  6. Assign homework to reinforce the target.

ESL Topics Covered / Skills to be Learned

The course covers contemporary, real-world topics that are relevant to students’ lives. Students have background knowledge and experience with these topics, so they can share opinions and information productively. In addition, cultural information stimulates cross-cultural comparison and discussion. Sierra States University’s students’ ability to listen to spoken English, read or write a composition are enhanced through drills, classroom discussions, and exercises. The measurement of the student’s English progress is made each week by means of timed practice tests.

 

Speaking

Speaking skills are central focus of Sierra States University’s ESL program. We emphasize natural, conversational language. Discussion, Role Play, and Speaking exercises, as well as activities, provide speaking opportunities that systematically build oral fluency. In addition, conversations illustrate different speaking strategies, such as how to open and close conversations, ask follow-up questions, take turns, and use filler words. Other exercises offer fun, personalized speaking practice and opportunities to share opinions.

 

Vocabulary

Vocabulary development plays a key role in English mastery. Productive vocabulary is vocabulary that students are encouraged to use. Receptive vocabulary is introduced primarily in Readings, and Listening. In Writing and speaking exercises, students typically categorize new vocabulary reflecting how the mind organizes new words. Then they internalize the new vocabulary by using it in a personalized way.

 

Pronunciation

Sierra States University students benefit most from practicing a little pronunciation on a regular basis. Pronunciation focuses on important features of spoken English, such as word stress, intonation, and linked sounds. In each unit, a pronunciation exercise requires students to notice and then practice a pronunciation feature linked to the new grammar or vocabulary.

 

Listening

The listening syllabus emphasizes task-based listening activities and incorporates both top-down processing skills and bottom-up processing skills. Listening exercises for all levels provide focus questions or tasks that give students, a purpose for listening, while graphic organizers such as charts provide note-taking support. Moreover, most Conversations provide follow-up listening tasks. Additional listening practice is provided for homework assignments.

 

Grammar

Sierra States University course syllabus reviews and expands on the basic grammar structures by viewing meaning, form, and use as the three interacting dimensions of language. First, students notice the new grammar in context in the Conversations or Perspectives. Second, they learn and practice using the grammar forms in a controlled way. Third, students soon move on to freer tasks that lead toward fluency. Throughout the course, Sierra States University students acquire new communicative competence by using grammar as a means to an end: such as how to introduce themselves, or agree and disagree.

 

Reading

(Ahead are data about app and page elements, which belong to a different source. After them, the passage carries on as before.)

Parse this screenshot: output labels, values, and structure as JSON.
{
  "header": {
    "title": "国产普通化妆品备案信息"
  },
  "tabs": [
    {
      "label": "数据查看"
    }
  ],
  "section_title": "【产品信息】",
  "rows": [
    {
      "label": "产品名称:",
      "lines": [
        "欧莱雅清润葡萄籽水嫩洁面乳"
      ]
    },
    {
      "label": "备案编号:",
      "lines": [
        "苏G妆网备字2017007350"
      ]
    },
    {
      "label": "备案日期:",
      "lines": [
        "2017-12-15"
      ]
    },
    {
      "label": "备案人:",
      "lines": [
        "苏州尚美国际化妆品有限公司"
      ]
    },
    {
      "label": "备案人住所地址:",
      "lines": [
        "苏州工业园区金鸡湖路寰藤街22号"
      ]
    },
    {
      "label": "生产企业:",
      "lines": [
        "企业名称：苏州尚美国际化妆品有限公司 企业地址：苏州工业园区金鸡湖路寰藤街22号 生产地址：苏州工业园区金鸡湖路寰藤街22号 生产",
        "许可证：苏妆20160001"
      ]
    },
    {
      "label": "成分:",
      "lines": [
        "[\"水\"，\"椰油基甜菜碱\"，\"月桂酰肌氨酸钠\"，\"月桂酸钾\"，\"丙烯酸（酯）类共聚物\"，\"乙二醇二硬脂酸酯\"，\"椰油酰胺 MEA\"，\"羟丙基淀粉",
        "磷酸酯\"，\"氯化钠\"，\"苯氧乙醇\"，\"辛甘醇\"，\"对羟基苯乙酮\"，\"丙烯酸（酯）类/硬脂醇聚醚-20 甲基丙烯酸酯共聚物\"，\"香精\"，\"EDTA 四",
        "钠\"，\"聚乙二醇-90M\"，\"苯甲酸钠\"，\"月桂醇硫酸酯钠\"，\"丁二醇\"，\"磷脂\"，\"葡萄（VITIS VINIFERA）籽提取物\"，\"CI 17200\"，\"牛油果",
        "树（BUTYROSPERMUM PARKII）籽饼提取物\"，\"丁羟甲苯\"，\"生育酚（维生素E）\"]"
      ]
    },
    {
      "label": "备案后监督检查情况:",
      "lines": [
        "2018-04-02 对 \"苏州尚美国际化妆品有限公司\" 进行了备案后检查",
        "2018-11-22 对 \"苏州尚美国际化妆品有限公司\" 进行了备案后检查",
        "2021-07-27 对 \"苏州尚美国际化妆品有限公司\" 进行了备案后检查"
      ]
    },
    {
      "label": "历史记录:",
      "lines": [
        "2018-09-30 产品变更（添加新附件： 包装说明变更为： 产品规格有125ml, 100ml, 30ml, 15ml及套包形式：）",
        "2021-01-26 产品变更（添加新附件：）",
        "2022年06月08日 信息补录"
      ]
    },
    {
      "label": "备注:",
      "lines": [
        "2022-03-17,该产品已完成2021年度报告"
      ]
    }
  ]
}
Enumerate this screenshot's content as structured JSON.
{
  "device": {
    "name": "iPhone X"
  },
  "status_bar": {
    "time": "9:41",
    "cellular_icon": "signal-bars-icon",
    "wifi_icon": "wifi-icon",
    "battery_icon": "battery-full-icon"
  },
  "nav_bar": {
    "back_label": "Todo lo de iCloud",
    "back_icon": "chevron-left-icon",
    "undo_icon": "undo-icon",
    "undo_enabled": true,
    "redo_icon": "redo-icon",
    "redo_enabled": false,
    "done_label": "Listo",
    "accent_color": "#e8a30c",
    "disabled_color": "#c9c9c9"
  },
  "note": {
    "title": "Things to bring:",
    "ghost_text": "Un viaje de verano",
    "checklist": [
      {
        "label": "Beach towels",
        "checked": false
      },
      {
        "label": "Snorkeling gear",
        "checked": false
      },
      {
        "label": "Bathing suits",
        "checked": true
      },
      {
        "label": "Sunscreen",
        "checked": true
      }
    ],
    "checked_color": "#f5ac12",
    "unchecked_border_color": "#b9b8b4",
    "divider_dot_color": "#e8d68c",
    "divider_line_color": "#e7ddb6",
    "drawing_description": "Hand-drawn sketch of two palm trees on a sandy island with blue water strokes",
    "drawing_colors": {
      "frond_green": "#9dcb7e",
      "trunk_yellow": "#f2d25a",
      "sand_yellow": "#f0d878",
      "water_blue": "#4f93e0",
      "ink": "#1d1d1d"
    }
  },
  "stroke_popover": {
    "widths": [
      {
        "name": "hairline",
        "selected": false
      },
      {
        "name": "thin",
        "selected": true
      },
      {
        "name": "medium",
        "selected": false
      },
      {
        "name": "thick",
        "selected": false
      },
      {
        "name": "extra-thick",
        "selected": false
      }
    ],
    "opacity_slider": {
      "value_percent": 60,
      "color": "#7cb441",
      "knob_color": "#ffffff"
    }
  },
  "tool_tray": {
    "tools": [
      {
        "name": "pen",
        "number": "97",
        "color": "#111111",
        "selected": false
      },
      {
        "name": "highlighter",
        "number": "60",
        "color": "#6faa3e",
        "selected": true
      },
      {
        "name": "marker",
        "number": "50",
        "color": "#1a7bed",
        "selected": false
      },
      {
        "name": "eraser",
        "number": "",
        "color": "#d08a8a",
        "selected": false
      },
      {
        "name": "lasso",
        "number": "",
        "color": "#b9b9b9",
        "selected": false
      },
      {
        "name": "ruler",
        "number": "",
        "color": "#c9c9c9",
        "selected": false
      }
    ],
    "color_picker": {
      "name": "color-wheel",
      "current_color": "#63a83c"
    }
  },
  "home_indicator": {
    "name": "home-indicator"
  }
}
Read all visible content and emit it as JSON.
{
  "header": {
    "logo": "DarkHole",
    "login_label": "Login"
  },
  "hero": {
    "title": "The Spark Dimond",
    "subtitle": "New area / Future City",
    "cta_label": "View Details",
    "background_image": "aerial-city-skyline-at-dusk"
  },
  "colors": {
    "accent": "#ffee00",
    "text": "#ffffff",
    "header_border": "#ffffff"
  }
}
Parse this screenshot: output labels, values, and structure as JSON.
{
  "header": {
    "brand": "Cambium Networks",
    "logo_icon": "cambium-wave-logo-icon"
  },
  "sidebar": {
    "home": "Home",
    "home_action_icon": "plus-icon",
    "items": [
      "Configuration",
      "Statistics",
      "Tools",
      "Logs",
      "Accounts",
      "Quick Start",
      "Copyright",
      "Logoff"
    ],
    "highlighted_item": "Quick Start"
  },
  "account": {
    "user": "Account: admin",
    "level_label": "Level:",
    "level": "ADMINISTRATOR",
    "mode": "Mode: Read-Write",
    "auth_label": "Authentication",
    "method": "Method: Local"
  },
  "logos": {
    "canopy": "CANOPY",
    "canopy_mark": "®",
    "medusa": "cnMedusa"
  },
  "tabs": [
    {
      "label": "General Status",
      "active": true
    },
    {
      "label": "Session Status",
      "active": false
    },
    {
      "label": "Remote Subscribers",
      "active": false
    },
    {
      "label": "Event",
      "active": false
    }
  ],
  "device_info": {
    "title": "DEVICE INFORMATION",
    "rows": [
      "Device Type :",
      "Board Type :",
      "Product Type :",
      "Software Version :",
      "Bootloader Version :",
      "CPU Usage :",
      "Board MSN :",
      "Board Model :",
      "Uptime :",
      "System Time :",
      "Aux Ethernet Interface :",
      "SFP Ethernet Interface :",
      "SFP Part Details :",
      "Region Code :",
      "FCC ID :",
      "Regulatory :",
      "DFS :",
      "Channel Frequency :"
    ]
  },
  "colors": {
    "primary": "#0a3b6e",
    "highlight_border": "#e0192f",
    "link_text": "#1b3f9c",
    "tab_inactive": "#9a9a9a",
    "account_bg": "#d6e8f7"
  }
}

Reading exercises require students to read a variety of text types for different purposes. For example, they skim the texts for main ideas, scan them for specific information, or read them carefully for details. Then they complete exercises that help develop reading strategies and skills, such as inference and guessing meaning from context. They also share and discuss their opinions.

 

Writing

Writing exercises require students to write on a variety of real-world subjects that review the themes, vocabulary, and grammar in each unit. Students typically look at writing models before they begin writing; they use their experiences and ideas in their writing, and then share what they wrote with their classmates.